Action item: Separate the technologies and the teams that manage them. Like oil and water, avoid mixing.
As email archiving projects mature, risk mitigation will emerge as the primary objective. As discussed in the storage alert Separating email archiving technologies, the infrastructure email archiving and the exploitation of that archive to identify and mitigate risk have completely different characteristics, and will refresh on completely different cycles.
Email archiving infrastructure technologies and solutions will be common across most industries, and will respond to traditional and broad economies of scale. They will compete to be the platform of choice for the suppliers of exploiting technologies, and should be careful not to compete with these suppliers. New entrants such as Google and Microsoft are likely to exploit their distributed file services to offer web-based solutions. Outsourcing in general is likely to be a significant component of the industry.
Software based vendors that create solutions that identify and mitigate risk will compete based on the ability to integrate different sources of data and on specific industry knowledge. They will require and expect unfettered access to data sources such as an email archive, and will not support suppliers that compete with or impede them. The rewards for success are likely to be high and short term.
Action item: As the email archiving market realigns, vendors should choose where they compete carefully. Strategies that integrate infrastructure and risk analysis and mitigation technologies are unlikely to retain long-term economies of scale. Strategies that lock in customers by restricting their ability to exploit the data in the archive are very unlikely to retain traction.

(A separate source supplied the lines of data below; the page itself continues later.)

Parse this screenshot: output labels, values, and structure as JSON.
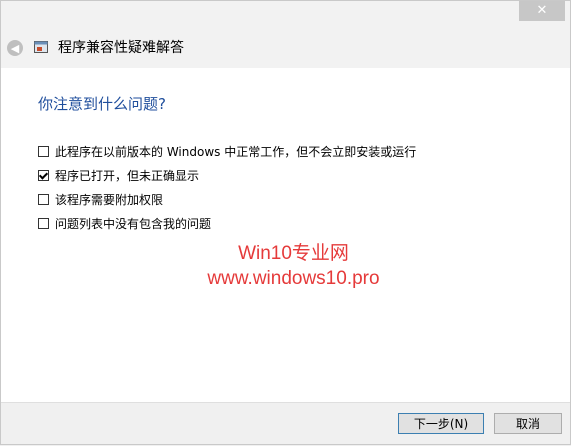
{
  "window": {
    "close_symbol": "✕"
  },
  "header": {
    "title": "程序兼容性疑难解答"
  },
  "main": {
    "heading": "你注意到什么问题?",
    "options": [
      {
        "label": "此程序在以前版本的 Windows 中正常工作，但不会立即安装或运行",
        "checked": false
      },
      {
        "label": "程序已打开，但未正确显示",
        "checked": true
      },
      {
        "label": "该程序需要附加权限",
        "checked": false
      },
      {
        "label": "问题列表中没有包含我的问题",
        "checked": false
      }
    ]
  },
  "watermark": {
    "line1": "Win10专业网",
    "line2": "www.windows10.pro",
    "color": "#e53a3a"
  },
  "footer": {
    "next_label": "下一步(N)",
    "cancel_label": "取消"
  },
  "icons": {
    "back": "arrow-left-icon",
    "app": "wizard-icon",
    "close": "close-icon"
  }
}
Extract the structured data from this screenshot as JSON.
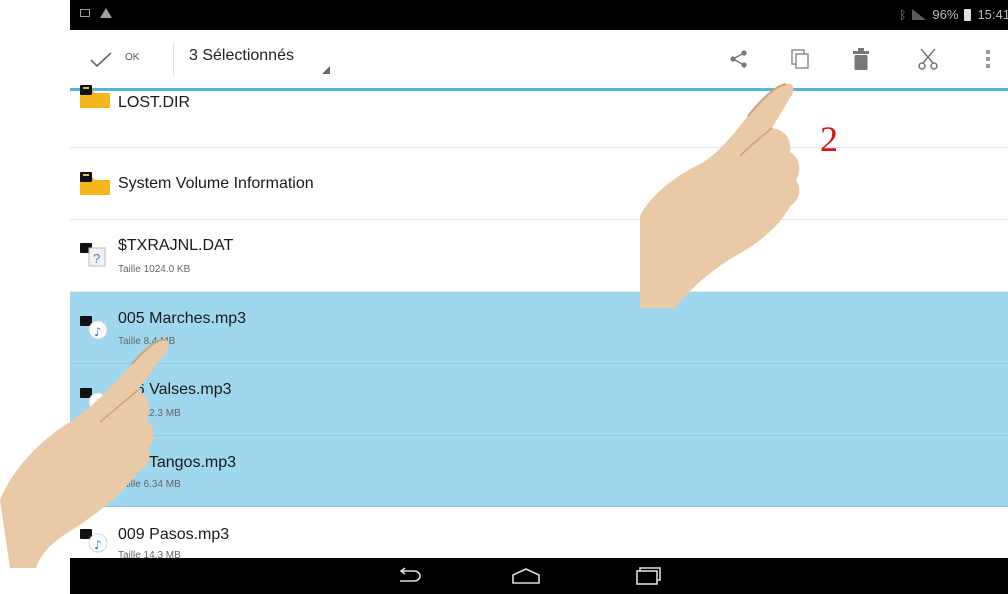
{
  "status_bar": {
    "battery": "96%",
    "time": "15:41"
  },
  "action_bar": {
    "ok_label": "OK",
    "selection_label": "3 Sélectionnés"
  },
  "files": [
    {
      "name": "LOST.DIR",
      "size": "",
      "type": "folder",
      "selected": false
    },
    {
      "name": "System Volume Information",
      "size": "",
      "type": "folder",
      "selected": false
    },
    {
      "name": "$TXRAJNL.DAT",
      "size": "Taille 1024.0 KB",
      "type": "unknown",
      "selected": false
    },
    {
      "name": "005 Marches.mp3",
      "size": "Taille 8.4 MB",
      "type": "audio",
      "selected": true
    },
    {
      "name": "006 Valses.mp3",
      "size": "Taille 12.3 MB",
      "type": "audio",
      "selected": true
    },
    {
      "name": "008 Tangos.mp3",
      "size": "Taille 6.34 MB",
      "type": "audio",
      "selected": true
    },
    {
      "name": "009 Pasos.mp3",
      "size": "Taille 14.3 MB",
      "type": "audio",
      "selected": false
    }
  ],
  "annotation": {
    "step_number": "2"
  },
  "colors": {
    "selection": "#9fd7ee",
    "accent": "#53b5dd",
    "annotation": "#e01010"
  }
}
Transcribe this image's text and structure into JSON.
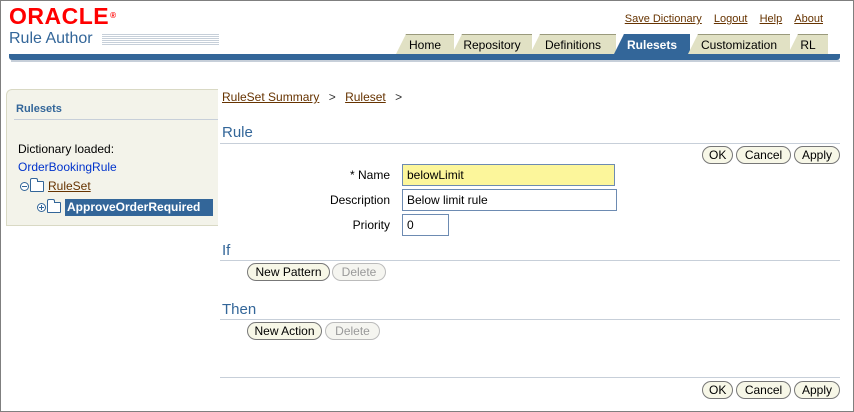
{
  "header": {
    "brand": "ORACLE",
    "brand_mark": "®",
    "app_title": "Rule Author",
    "global_links": [
      "Save Dictionary",
      "Logout",
      "Help",
      "About"
    ]
  },
  "tabs": [
    {
      "label": "Home",
      "active": false
    },
    {
      "label": "Repository",
      "active": false
    },
    {
      "label": "Definitions",
      "active": false
    },
    {
      "label": "Rulesets",
      "active": true
    },
    {
      "label": "Customization",
      "active": false
    },
    {
      "label": "RL",
      "active": false
    }
  ],
  "sidebar": {
    "heading": "Rulesets",
    "dictionary_label": "Dictionary loaded:",
    "dictionary_name": "OrderBookingRule",
    "tree": {
      "ruleset_label": "RuleSet",
      "rule_label": "ApproveOrderRequired"
    }
  },
  "breadcrumb": {
    "items": [
      "RuleSet Summary",
      "Ruleset"
    ],
    "separator": ">"
  },
  "rule_section": {
    "title": "Rule",
    "buttons": {
      "ok": "OK",
      "cancel": "Cancel",
      "apply": "Apply"
    },
    "fields": {
      "name_label": "* Name",
      "name_value": "belowLimit",
      "description_label": "Description",
      "description_value": "Below limit rule",
      "priority_label": "Priority",
      "priority_value": "0"
    }
  },
  "if_section": {
    "title": "If",
    "new_button": "New Pattern",
    "delete_button": "Delete"
  },
  "then_section": {
    "title": "Then",
    "new_button": "New Action",
    "delete_button": "Delete"
  },
  "footer_buttons": {
    "ok": "OK",
    "cancel": "Cancel",
    "apply": "Apply"
  },
  "colors": {
    "brand_red": "#ff0000",
    "accent_blue": "#336699",
    "link_brown": "#663300",
    "required_yellow": "#fcf69b"
  }
}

If you're already using a service like Iron Mountain for offsite archiving (and even if you're not) it might make sense to consider outsourcing the archive. Organizations have many concerns from SOX to Bliley to Patriot Act, HIPPA and new Federal Rules of Civil Procedure. Keeping documents for a multi-year period --or emails forever in many cases for legal reasons-- is a big change that's occured over the past three to five years because emails are now considered legal documents.
Regulators often require companies to be able to bring up mission-critical applications and that often determines tiering requirements. For example, tier 1 mission-critical within six-to-twelve hours, tier 2 within twenty-four hours or tier 3 within seventy-two hours. Email often falls into tier 1 but after some number of days, they will often migrate to tier 2 or tier 3. This underscores the audit concerns organizations have and the need to make sure adequate processes are in place. Indeed, the lawyer community will often attack an organization's proceesses and procedures as a weak point in a case, sometimes flipping the burden of proof.

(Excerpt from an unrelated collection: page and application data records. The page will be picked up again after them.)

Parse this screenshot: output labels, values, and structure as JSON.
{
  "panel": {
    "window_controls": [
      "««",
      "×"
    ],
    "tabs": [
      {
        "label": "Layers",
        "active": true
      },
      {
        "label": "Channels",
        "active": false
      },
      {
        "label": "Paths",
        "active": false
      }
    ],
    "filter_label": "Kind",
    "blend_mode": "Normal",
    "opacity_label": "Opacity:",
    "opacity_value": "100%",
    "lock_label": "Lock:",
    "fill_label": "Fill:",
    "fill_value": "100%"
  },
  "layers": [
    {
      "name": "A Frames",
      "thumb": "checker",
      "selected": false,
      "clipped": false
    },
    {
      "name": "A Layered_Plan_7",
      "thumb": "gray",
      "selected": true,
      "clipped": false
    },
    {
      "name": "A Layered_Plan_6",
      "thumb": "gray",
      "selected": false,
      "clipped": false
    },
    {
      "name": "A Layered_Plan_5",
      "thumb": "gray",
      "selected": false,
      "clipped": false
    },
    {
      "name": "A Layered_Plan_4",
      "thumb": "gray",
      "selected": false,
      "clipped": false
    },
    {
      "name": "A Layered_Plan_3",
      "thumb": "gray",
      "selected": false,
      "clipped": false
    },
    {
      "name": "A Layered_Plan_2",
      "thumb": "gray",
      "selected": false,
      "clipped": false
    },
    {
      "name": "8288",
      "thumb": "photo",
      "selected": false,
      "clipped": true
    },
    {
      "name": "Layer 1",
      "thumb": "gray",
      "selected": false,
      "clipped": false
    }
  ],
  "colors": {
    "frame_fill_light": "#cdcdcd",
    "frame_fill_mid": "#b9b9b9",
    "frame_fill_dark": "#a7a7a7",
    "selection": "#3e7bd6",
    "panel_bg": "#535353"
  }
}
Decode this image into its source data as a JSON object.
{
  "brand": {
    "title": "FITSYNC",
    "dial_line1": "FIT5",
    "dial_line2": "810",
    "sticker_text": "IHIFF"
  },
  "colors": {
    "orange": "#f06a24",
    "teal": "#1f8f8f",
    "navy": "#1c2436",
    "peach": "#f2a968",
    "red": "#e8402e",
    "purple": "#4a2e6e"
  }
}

Outourcing the archive can, for somewhere between $3 - $7 per user per month get the SLA guarantees required to support these applications that internal IT may not be able to (or want to) worry about. Service level agreements here might include factors like the data hasn't been tampered with, all emails have been captured, procedures are in place and followed correctly, etc. The outsourcing vendor may not have all the bells and whistles functionality but process-wiese they're probably pretty up-to-date.
Action Item: Because risk reduction is the primary driver for email archiving, third party services should be considered as viable options to source the archive. This will allow organizations to more quickly deliver on the promises of the archiving initiative.